From The American Biography; containing Biographical Sketches of the Officers of the Revolution, and of the Principal Statesmen of that Period. To which are added the Life and Character of Benedict Arnold, and the Narrative of Major Andre. Compiled from Authentic Sources; anonymous; Wheeling: Printed and Published for F. Kenyon, 1833; pp. 217-218.
American Military Officers.
Major-General in the American Army
General Thomas Conway was born in Ireland, and went with his parents to France, at the age of six years, and was from his youth, educated to the profession of arms. He had obtained considerable reputation as a military officer, and as a man of sound understanding and judgment. He arrived from France with ample recommendations, and congress appointed him a brigadier-general in May, 1777. He soon became conspicuously inimical to general Washington, and sought occasions to traduce his character. In this he found support from a faction in congress, who were desirous that the commander-in-chief should be superseded. The congress not long after elected general Conway to the office of inspector-general to our army, with the rank of major general, though he had insulted the commander-in-chief, and justified himself in doing so. This gave umbrage to the brigadiers over whom he was promoted, and they remonstrated to congress against the proceeding, as implicating their honor and character. Conway, now smarting under the imputation of having instigated a hostile faction against the illustrious Washington, and being extremely unpopular among the officers in general, and finding his situation did not accord with his feelings and views, resigned his commission, without having commenced the duties of inspector. He was believed to be an unprincipled intriguer, and after his resignation, his calumny and detraction of the commander-in-chief, and army generally, were exercised with unrestrained virulence and outrage.
No man was more zealously engaged in the scheme of elevating general Gates to the station of commander-in-chief. His vile insinuations and direct assertions, in the public newspapers, and in private conversations, relative to the incapacity of Washington to conduct the operations of the army, received countenance from 218 several members of congress, who were induced to declare their want of confidence in him, and the affair assumed an aspect threatening the most disastrous consequences. Conway maintained a correspondence with general Gates on the subject, and in one of his letters he thus expresses himself: “Heaven has been determined to save your country, or a weak general and bad counsellors would have ruined it.” He was himself at that time one of the counsellors against whom he so basely inveighs. Envy and malice ever are attendant on exalted genius and merit. But the delusion was of short continuance: the name of Washington proved unassailable, and the base intrigue of Conway recoiled with bitterness on his own head. — Thacher’s Military Journal.
General Cadwallader, of Pennsylvania, indignant at the attempt to vilify the character of Washington, resolved to avenge himself on the aggressor in personal combat. The particulars of this meeting are given in the biography of general Cadwallader. — General Conway, conceiving his wound to be mortal, and believing death to be near, acted honorably in addressing to general Washington, whom he had perfidiously slandered, the following letter of apology:

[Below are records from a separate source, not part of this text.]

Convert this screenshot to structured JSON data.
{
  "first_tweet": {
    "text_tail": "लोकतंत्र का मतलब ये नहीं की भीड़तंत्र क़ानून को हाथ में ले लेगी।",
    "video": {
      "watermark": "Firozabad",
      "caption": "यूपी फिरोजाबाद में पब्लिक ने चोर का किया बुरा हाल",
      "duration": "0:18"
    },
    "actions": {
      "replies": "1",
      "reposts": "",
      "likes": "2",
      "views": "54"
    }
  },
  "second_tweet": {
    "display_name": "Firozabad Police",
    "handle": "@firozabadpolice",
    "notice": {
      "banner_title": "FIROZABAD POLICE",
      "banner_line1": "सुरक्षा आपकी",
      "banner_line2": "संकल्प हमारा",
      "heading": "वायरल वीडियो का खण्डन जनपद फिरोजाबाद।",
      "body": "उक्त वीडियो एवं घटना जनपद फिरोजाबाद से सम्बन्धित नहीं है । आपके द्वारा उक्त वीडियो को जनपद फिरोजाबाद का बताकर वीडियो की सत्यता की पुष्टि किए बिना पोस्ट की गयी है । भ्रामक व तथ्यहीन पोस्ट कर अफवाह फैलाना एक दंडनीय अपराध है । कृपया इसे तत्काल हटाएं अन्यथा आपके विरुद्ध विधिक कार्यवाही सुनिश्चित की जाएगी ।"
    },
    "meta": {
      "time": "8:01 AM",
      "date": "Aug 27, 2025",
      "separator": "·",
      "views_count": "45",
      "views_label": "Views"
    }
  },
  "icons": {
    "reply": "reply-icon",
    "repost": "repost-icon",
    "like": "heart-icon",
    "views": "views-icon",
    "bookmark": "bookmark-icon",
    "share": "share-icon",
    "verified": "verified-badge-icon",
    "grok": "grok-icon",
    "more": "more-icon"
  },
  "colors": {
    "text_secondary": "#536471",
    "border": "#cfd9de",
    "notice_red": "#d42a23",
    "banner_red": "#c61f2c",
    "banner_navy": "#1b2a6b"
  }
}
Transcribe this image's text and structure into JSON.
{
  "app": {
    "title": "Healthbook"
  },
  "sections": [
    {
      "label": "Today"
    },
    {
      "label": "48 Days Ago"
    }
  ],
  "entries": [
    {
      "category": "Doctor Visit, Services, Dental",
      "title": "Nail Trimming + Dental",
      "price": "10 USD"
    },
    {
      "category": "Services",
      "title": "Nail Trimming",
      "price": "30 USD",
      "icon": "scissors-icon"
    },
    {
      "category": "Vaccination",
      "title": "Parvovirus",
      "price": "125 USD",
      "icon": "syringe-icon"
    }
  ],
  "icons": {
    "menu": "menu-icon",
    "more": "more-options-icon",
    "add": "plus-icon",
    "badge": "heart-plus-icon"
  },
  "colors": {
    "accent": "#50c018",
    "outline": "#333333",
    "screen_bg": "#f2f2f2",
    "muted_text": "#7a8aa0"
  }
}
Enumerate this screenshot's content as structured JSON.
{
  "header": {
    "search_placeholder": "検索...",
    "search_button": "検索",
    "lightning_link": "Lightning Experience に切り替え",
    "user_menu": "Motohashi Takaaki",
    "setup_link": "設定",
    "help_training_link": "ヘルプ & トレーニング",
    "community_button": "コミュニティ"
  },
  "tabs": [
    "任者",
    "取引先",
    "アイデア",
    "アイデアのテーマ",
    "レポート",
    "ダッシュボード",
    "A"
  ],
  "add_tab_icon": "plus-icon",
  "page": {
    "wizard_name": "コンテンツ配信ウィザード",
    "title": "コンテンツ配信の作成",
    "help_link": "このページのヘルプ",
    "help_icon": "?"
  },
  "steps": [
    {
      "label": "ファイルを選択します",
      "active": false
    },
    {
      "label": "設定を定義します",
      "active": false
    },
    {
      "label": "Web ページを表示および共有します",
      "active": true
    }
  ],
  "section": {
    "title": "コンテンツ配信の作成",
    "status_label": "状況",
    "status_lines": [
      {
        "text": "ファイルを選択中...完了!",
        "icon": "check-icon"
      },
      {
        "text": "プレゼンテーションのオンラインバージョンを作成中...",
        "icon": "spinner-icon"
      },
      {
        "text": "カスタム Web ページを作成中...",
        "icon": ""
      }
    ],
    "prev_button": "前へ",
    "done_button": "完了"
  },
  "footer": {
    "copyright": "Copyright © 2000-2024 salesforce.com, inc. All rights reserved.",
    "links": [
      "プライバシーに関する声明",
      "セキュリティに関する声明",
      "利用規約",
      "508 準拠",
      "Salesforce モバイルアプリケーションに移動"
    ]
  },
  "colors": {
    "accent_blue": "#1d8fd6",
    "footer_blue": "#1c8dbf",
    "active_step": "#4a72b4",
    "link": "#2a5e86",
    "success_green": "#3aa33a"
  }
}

Philadelphia, Feb. 23, 1778.
Sir — I find myself just able to hold my pen during a few minutes, and take this opportunity of expressing my sincere grief for having done, written or said any thing disagreeable to your excellency. My career will soon be over; therefore, justice and truth prompt me to declare my last sentiments. You are, in my eyes, the great and good man. May you long enjoy the love, esteem, and veneration of these states, whose liberties you have asserted by your virtues. I am, with the greatest respect,
Your excellency’s most obedient and humble servant,